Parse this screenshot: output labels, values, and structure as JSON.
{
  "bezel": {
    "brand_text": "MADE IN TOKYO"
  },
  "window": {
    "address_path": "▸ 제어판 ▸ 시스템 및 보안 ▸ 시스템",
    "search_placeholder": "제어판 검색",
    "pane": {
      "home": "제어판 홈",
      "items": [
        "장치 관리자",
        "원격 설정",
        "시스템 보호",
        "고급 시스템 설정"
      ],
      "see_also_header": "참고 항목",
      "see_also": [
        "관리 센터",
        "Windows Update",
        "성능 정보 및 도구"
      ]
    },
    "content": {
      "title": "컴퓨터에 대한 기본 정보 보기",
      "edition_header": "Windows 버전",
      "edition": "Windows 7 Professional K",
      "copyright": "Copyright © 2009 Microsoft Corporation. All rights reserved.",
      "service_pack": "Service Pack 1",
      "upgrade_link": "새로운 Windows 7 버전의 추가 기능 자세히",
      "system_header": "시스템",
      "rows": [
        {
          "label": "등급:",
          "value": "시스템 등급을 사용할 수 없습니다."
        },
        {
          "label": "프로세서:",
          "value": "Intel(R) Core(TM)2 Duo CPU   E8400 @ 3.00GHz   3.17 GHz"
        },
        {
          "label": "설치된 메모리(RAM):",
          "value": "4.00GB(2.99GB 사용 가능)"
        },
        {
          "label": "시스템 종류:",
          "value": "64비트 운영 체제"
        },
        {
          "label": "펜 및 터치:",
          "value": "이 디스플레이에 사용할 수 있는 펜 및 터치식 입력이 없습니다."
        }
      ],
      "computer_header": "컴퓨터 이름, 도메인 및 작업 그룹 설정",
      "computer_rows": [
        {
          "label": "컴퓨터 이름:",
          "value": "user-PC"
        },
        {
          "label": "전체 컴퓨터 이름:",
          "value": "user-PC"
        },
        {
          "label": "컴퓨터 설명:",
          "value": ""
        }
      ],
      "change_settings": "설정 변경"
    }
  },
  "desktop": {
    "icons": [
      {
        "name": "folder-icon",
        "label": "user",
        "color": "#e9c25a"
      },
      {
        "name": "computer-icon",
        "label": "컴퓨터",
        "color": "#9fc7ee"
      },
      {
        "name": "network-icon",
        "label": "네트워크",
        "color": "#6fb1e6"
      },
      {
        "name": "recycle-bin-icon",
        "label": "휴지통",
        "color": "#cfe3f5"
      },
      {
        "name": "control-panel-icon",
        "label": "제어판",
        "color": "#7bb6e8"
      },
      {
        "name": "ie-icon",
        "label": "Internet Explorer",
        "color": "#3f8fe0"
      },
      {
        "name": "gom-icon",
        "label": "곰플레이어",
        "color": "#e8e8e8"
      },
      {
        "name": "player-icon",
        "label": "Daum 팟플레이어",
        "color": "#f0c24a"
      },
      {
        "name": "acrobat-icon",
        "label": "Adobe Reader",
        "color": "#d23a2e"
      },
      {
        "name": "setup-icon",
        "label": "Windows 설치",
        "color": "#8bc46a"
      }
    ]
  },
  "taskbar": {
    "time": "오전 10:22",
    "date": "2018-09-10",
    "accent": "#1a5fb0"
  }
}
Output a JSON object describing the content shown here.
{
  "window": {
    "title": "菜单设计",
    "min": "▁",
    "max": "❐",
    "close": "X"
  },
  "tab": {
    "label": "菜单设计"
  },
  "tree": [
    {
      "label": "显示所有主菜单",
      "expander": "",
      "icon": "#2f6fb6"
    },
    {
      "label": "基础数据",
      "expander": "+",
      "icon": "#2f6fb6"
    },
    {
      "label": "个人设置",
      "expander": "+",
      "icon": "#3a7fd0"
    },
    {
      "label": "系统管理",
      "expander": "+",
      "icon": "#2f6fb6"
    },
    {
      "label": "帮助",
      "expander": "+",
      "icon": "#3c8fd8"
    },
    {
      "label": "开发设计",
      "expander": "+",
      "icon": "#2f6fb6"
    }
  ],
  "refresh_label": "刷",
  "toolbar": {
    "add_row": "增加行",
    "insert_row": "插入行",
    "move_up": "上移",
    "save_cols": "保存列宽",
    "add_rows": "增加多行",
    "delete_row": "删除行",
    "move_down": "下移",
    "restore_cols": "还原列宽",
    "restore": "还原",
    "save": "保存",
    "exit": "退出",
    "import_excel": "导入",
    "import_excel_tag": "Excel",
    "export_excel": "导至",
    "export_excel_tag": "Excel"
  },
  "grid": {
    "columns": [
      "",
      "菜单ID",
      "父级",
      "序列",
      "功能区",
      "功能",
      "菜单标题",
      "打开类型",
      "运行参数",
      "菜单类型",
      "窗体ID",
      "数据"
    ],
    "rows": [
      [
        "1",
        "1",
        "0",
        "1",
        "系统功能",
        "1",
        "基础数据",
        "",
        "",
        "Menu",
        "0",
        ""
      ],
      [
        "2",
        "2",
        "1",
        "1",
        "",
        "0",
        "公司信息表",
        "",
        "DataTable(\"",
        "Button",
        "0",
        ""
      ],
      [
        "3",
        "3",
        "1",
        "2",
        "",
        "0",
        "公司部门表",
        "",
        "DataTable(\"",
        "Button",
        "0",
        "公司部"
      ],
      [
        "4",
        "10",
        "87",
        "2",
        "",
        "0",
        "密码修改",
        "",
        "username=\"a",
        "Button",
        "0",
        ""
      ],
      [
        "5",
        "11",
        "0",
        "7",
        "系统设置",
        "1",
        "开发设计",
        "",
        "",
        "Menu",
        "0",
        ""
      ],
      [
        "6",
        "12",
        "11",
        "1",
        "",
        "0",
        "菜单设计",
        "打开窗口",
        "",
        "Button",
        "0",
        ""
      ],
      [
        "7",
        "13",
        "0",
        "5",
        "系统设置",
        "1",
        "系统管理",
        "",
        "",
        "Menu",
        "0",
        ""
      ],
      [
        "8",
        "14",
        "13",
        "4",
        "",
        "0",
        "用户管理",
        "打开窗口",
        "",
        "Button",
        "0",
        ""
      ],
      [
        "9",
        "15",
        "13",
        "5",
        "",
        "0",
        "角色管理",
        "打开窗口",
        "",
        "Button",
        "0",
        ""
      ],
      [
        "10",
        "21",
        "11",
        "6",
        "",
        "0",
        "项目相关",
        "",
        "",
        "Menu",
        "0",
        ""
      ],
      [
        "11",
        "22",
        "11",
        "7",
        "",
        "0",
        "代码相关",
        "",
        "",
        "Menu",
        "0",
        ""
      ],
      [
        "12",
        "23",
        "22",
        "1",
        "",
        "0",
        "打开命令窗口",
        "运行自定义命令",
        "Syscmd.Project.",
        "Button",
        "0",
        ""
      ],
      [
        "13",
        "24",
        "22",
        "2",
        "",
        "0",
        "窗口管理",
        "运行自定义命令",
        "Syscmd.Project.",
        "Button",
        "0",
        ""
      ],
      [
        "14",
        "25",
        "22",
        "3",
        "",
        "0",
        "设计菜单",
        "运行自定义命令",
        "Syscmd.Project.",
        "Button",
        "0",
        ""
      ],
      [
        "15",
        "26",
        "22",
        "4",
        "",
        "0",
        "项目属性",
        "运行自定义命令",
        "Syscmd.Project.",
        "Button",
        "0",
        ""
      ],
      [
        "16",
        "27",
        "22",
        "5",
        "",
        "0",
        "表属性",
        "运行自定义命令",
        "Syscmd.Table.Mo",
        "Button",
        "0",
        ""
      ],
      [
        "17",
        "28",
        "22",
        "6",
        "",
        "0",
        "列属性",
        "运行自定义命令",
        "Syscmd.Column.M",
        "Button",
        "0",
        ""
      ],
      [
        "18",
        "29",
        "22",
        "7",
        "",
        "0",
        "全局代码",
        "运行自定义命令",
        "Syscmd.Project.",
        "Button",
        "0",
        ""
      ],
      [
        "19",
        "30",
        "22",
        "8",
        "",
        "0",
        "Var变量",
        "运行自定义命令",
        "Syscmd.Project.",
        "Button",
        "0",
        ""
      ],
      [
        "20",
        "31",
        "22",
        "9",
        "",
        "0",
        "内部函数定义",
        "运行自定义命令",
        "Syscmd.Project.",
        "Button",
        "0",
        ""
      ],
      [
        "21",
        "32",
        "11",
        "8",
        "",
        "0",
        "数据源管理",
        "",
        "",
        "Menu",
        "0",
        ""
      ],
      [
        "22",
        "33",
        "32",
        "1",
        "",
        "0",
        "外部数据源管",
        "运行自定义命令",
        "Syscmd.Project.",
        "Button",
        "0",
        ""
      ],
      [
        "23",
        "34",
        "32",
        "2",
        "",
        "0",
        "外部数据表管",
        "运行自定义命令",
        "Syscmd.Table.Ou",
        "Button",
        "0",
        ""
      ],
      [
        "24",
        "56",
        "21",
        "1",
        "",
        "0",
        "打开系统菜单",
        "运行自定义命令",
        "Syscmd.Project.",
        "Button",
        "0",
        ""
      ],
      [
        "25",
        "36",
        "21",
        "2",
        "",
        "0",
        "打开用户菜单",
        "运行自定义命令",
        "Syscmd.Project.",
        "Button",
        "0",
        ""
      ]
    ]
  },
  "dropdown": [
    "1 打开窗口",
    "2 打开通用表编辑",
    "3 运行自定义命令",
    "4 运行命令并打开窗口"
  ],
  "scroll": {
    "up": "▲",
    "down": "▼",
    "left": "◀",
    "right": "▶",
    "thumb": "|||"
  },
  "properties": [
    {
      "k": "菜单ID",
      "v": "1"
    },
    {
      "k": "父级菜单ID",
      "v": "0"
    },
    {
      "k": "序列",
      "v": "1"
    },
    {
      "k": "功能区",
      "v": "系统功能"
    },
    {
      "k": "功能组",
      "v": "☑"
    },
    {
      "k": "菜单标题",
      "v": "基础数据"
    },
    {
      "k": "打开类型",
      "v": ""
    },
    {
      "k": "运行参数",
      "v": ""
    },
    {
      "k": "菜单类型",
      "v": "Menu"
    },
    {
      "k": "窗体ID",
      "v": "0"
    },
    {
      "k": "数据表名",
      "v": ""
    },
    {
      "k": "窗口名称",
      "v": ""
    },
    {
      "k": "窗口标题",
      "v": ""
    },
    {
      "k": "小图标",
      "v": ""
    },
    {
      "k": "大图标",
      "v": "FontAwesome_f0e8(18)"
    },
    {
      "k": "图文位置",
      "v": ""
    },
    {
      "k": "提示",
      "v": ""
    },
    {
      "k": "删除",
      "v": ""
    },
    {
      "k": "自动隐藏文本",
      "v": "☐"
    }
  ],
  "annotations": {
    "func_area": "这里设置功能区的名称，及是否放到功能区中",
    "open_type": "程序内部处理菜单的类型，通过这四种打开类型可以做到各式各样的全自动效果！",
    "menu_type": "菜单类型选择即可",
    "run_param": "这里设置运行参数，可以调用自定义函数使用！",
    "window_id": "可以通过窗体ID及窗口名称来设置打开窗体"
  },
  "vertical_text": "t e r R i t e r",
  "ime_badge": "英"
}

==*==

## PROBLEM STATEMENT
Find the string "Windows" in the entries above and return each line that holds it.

## OUTPUT FOR THIS EXERCISE
        "Windows Update",
      "edition_header": "Windows 버전",
      "edition": "Windows 7 Professional K",
      "upgrade_link": "새로운 Windows 7 버전의 추가 기능 자세히",
        "label": "Windows 설치",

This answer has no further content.